6. Frank Ntilikina, PG, France (18 years old)
There is no better fit for the Suns in this draft than Ntilikina. They need perimeter defense and shooting and those are the two skills Ntilikina will focus on as a 3-and-D combo guard. He can play shooting guard while he develops his primary initiator skills and Bledsoe plays out his prime. Once he’s ready, he’s the ideal partner for Booker as a defensive specialist who is reliable on catch-and-shoot jumpers. He needs to get a step faster and isn’t a sure thing to run an offense, but what he could be is exactly what the Suns need.
7. De’Aaron Fox, PG, Kentucky (19 years old)
The cliff notes version of Fox playing alongside Devin Booker is great. He can attack and finish like Bledsoe, gives the Suns a much-needed plus-defender at guard and is a good overall point guard who will improve as a decision maker.
However sold you are on the shot getting better, though, is where you will wind up ranking him for Phoenix. If you are confident that he will become an average NBA shooter from both midrange and deep, go ahead and bump him up a few spots.
The bottom line is he was at 24.6 percent from three-point range at Kentucky. That’s especially important for the Suns because they only have one above-average three-point shooter under 30 years old in Booker, and technically Booker has been a below-average shooter for his career at 35 percent. It would be unwise to take a gamble on a player’s jumper at point guard when there are other prospects available at his position who project as better shooters.
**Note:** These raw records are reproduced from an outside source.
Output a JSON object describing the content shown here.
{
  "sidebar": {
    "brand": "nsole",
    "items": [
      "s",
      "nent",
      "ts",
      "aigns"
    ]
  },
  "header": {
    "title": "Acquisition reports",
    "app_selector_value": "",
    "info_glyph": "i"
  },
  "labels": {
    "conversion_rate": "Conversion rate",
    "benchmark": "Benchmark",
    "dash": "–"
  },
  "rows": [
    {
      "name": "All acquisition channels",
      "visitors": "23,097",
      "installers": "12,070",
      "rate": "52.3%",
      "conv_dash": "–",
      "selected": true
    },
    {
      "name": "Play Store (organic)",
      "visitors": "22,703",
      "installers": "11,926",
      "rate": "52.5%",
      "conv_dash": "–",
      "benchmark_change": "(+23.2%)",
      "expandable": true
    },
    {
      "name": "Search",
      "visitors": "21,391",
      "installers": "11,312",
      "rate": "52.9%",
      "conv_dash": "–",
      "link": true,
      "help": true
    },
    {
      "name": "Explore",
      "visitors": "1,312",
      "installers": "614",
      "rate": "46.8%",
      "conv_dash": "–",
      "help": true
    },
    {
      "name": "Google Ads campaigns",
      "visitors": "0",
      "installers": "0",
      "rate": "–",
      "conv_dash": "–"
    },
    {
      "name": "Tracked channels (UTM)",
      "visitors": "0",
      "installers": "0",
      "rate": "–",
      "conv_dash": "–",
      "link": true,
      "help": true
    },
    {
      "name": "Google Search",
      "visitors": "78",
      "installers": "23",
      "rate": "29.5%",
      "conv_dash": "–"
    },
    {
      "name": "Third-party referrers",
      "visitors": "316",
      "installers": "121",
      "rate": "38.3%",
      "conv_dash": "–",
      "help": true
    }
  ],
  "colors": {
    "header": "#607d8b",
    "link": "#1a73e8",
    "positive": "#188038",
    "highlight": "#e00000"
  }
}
There’s also the chance his frame holds him back. He weighs 169 pounds and has an average 6-foot-6.5 wingspan when his two biggest strengths are getting to the rim and playing aggressive defense. The possibility of him adding more weight and being a somewhat consistent shooter, however, is why he has a high ceiling.
8. Lauri Markkanen, PF/C, Arizona (20 years old)
We’ve discussed Markkanen’s fit extensively on the Empire of the Suns podcast. He needs the right type of power forward defensively in order for him to start and the players Bender and Chriss project to be are just that. Like Isaac, it’s more about the idea of forming a consistently rotating trio that compliments each other in many different ways over where players start. For Markkanen, it’s being a sharpshooter and spacing the floor. The same emphasis placed on the Suns’ lack of shooting for a negative in Fox’s ranking is a positive for Markkanen’s ranking.
9. Jayson Tatum, SF, Duke (19 years old)
I covered the reasons the Suns should not entertain the idea of Tatum at No. 4 and him ending up at the end of this board has a lot to do with myself personally having him ranked eighth overall. Every player ranked above him presents something the team currently doesn’t have for the future.
The difference between what Tatum and T.J. Warren could bring is not huge, and that’s beside the fact they are both essentially offensive-minded small forwards on this roster. Simple as that. The only way Tatum is more if he’s a solid defender and shooter, which he could very well be, and if the Suns are sold, they should factor him in at No. 4.
10. Malik Monk, SG, Kentucky (19 years old)
Like we do with Tatum, we arrive at a certain point where fit is overridden by how promising the prospect is. Monk’s going to be an awesome scorer in this league, flying off screens and wreaking havoc in transition as a shooter you have to focus on for every second he’s on the floor. Even if he’s projected to come off the bench both short-term and long-term in this scenario, the value of his shooting would be immense.